The Bloms argue the commission acted arbitrarily and capriciously in finding the borrow pit site had been in continuous use since January 1, 1969. It is undisputed the pit existed, but the Bloms claim the commission ignored the definition of "continuous use" set forth in the ordinance.

St. Louis County, Minn., Zoning Ordinances, No. 46, art. VI, § 25.02(A)(Z) (1993), states:

No borrow pits may be closed under this provision if the pit was established prior to January 1, 1969 and has been in continuous use since that date, application is made within the 18 month period, and the minimum standards are met. Continuous use is defined as the removal of a minimum of 100 cubic yards of material every two years.

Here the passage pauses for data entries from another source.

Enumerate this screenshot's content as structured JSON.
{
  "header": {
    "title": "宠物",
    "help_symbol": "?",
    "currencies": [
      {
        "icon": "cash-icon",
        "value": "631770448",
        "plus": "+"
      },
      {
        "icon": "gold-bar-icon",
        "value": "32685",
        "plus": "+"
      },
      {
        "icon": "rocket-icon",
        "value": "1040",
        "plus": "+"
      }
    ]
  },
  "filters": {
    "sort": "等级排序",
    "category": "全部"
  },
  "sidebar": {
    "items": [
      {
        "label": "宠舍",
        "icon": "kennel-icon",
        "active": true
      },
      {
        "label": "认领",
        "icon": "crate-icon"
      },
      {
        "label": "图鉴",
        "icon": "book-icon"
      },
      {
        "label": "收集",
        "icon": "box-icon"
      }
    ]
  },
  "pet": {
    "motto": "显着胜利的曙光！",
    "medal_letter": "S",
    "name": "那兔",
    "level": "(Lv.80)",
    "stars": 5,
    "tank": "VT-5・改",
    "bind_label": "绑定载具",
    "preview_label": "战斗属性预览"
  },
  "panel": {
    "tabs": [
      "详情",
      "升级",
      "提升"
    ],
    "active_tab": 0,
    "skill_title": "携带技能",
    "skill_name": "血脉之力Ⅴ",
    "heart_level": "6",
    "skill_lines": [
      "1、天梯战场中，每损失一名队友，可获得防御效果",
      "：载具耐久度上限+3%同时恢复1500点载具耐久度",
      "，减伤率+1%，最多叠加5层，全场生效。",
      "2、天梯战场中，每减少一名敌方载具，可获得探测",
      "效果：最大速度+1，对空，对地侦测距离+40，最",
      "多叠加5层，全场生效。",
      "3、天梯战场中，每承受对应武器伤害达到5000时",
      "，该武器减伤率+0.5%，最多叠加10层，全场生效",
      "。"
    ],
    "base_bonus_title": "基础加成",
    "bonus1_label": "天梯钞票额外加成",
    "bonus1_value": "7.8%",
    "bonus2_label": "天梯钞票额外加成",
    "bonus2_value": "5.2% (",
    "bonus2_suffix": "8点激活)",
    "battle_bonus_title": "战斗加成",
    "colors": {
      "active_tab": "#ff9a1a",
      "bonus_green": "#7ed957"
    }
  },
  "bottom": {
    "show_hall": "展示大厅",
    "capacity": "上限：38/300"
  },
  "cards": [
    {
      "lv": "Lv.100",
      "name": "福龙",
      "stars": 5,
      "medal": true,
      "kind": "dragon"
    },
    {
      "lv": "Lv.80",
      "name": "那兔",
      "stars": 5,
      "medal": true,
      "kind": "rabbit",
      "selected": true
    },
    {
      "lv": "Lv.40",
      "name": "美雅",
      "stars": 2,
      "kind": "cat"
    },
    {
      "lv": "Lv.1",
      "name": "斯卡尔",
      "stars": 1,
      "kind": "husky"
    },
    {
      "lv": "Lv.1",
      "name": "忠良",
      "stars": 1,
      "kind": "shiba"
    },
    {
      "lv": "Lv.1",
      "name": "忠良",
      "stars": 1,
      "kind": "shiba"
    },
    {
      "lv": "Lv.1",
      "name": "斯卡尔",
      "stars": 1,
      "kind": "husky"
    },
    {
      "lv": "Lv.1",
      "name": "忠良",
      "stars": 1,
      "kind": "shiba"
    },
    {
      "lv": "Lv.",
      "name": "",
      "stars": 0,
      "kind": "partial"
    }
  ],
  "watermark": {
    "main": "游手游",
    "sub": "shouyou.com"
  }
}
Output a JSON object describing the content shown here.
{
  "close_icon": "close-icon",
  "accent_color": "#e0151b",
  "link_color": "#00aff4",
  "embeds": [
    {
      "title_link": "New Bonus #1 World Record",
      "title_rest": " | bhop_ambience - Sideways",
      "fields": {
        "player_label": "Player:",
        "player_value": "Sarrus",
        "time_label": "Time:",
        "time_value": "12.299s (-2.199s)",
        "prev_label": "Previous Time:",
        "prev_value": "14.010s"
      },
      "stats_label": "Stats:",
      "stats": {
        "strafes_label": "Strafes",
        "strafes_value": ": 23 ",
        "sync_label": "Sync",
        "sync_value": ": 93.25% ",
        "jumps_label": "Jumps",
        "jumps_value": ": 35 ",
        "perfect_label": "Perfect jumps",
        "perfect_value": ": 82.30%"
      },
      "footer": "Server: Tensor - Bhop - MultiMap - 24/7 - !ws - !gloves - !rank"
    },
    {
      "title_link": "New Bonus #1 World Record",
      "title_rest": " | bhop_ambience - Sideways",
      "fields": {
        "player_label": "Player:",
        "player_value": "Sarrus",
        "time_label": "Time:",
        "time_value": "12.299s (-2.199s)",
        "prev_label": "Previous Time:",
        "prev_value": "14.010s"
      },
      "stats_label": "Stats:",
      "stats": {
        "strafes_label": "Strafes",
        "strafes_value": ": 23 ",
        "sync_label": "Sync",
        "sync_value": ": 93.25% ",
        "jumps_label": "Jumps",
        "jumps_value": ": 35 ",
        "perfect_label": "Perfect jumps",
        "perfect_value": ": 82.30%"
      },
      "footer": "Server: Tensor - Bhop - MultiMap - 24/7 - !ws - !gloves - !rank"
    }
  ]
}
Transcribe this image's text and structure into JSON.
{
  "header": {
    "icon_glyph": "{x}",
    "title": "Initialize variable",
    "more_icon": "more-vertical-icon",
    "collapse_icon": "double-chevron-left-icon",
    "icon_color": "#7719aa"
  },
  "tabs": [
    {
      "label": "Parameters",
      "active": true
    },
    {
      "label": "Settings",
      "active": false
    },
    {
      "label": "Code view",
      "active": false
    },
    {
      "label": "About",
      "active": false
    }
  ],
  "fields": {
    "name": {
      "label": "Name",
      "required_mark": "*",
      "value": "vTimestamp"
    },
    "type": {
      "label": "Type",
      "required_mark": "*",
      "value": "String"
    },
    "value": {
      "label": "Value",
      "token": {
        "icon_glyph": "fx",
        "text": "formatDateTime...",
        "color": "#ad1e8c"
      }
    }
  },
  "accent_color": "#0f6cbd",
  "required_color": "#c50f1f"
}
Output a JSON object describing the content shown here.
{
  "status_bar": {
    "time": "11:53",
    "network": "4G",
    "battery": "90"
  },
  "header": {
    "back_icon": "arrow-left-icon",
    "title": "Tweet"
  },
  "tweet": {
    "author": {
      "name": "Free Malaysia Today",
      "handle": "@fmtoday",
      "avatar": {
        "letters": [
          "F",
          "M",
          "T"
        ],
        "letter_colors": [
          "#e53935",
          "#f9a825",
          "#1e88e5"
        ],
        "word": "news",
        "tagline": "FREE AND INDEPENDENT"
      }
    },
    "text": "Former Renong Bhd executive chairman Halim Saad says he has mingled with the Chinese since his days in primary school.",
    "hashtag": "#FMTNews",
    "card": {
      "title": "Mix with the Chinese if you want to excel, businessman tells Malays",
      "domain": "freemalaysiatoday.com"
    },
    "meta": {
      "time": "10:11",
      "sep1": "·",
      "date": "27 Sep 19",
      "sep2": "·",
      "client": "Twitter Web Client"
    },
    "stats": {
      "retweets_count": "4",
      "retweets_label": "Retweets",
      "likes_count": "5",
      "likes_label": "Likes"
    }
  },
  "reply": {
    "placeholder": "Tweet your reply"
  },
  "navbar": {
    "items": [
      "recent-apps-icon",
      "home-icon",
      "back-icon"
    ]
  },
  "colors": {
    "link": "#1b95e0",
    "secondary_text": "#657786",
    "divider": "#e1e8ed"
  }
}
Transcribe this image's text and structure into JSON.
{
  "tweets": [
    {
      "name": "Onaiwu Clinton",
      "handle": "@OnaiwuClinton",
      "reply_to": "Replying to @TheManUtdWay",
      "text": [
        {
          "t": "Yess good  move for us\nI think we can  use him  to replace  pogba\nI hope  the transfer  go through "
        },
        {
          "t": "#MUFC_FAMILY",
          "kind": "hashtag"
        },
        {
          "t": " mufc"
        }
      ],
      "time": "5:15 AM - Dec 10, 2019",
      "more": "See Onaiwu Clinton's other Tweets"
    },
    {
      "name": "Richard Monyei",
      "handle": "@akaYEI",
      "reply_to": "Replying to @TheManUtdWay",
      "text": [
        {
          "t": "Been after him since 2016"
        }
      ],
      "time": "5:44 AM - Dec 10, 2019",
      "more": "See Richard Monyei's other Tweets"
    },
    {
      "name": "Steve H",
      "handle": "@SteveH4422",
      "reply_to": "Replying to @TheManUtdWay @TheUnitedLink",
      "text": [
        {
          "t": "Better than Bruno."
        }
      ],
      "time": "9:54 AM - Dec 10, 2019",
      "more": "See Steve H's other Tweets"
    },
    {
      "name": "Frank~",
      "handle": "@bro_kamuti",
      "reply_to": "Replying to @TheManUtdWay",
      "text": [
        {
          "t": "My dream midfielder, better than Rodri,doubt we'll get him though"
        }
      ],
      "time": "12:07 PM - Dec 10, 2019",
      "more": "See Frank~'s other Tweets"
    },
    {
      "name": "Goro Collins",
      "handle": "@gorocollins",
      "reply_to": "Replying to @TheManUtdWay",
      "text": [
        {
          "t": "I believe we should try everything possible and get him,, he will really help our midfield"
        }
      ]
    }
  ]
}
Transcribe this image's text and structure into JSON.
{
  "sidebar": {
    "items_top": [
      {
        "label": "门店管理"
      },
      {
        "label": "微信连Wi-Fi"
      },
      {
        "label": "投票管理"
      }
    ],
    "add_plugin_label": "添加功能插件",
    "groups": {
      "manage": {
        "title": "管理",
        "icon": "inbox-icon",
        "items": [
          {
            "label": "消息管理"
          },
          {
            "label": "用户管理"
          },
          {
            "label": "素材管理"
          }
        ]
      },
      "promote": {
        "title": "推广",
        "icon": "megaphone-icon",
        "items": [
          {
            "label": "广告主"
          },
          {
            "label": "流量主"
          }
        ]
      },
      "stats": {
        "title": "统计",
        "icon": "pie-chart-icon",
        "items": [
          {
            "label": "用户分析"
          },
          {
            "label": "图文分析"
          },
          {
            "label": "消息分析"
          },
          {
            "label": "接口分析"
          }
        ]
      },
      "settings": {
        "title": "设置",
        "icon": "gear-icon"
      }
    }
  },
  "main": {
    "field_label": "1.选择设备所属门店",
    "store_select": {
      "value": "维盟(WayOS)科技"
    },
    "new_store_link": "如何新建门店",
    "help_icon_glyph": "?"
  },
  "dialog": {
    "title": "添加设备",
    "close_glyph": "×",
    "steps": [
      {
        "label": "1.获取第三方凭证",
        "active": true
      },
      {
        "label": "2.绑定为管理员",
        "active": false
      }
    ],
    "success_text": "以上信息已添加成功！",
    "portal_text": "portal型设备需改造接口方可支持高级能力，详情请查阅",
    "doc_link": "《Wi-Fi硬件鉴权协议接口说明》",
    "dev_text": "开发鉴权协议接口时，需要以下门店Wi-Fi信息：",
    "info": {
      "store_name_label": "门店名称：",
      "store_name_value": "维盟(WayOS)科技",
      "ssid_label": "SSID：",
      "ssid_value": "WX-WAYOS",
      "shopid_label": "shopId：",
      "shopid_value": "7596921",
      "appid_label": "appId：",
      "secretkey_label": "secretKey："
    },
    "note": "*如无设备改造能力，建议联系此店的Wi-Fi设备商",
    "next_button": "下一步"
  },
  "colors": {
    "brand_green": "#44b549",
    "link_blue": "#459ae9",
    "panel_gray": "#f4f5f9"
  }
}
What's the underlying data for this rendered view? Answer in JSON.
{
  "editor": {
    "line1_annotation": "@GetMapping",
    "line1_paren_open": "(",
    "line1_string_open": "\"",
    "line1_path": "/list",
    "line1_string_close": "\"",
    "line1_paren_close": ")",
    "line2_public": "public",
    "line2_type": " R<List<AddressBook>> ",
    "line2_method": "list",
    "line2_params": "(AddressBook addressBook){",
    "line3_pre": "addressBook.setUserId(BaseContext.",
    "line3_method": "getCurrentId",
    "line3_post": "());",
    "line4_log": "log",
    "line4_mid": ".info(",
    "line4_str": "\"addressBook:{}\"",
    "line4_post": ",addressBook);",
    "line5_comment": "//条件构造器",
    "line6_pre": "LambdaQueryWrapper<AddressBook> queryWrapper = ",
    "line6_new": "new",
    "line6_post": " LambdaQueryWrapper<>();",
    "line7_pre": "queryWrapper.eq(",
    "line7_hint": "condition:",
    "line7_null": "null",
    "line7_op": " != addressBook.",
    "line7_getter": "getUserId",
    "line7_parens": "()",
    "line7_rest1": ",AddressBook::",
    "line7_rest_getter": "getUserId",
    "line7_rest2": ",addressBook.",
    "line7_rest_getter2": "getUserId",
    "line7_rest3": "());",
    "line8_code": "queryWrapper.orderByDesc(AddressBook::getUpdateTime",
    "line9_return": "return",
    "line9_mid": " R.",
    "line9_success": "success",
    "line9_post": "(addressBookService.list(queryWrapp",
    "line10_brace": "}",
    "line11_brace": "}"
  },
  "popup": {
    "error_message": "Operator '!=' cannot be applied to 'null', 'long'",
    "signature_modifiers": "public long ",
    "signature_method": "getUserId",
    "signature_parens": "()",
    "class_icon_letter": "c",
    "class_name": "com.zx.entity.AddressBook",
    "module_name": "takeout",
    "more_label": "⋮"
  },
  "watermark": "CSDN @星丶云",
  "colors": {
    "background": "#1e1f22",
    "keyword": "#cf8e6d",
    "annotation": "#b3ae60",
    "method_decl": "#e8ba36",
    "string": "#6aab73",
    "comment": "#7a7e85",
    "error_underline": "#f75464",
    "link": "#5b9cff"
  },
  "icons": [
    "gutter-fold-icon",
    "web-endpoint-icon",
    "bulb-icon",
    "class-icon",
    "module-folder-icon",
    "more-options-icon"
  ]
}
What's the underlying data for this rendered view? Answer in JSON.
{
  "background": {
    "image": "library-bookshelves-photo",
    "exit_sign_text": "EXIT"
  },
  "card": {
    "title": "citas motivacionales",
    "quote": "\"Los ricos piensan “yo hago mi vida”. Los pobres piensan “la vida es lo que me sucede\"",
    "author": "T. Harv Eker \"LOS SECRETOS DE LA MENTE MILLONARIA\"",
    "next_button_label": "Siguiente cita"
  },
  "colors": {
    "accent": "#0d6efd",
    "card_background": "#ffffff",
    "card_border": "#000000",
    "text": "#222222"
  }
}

(Emphasis added.) Interpretation of a zoning ordinance is a question of law that should be construed (1) according to the plain and ordinary meaning of its terms, (2) in favor of the property owner, and (3) in light of the ordinance's underlying policy goals. Frank's Nursery Sales, Inc. v. City of Roseville, 295 N.W.2d 604, 608-09 (Minn. 1980); Medical Servs., Inc. v. City of Savage, 487 N.W.2d 263, 266 (Minn. App. 1992). General rules of statutory construction may also aid interpretation. See Batalden v. County of Goodhue, 308 N.W.2d 500, 501 (Minn. 1981) (interpreting a zoning ordinance using canons of statutory construction).

The record demonstrates: (1) the previous owner of the property obtained a conditional use permit to operate a borrow pit from the Town of Grand Lake; (2) when St. Louis County took over zoning responsibility for Grand Lake in 1993, the pit was a permitted land use for that property; (3) the extent of excavation on the property in aerial photographs taken in 1961, 1972, 1981, 1989, and 1997; and (4) a 1967 memorandum from the assistant county attorney to the county highway department indicates extensive excavation. Although there was conflicting evidence provided by neighbors, the commission's decision that the pit qualified as a pre-existing pit has record support and is reasonable.


The Bloms argue that even if the pit was pre-existing, the commission acted arbitrarily in granting a permit for the full 40 acres. But, the entire area of a gravel bed can be used without constituting an unlawful extension of a nonconforming use. See Hawkins v. Talbot, 248 Minn. 549, 553, 80 N.W.2d 863, 866 (1957) (holding owner did not violate municipal ordinance by enlarging size of gravel pit). In addition, there is evidence that, as early as 1967, excavation extended from the .73 acre pit to the adjoining property. Given that evidence and the law regarding diminishing assets, we cannot say the commission erred in granting the permit under the grandfather provision of the zoning ordinance. See id. (interpreting ordinances involving diminishing assets to mean all of land containing particular asset, not only area in which operations were being conducted when ordinance was adopted).

The parties presented testimony and evidence to the commission. After consideration of the evidence, the commission concluded the pit qualified as a pre-existing borrow pit, granted a conditional use permit, and imposed conditions governing times of day/year that certain operations may occur, establishing a buffer zone, requiring fencing, and mandating use of only one entrance to the pit. Under these circumstances, the commission's decision was reasonable and its proceedings were fair and complete.

Affirmed; motion denied.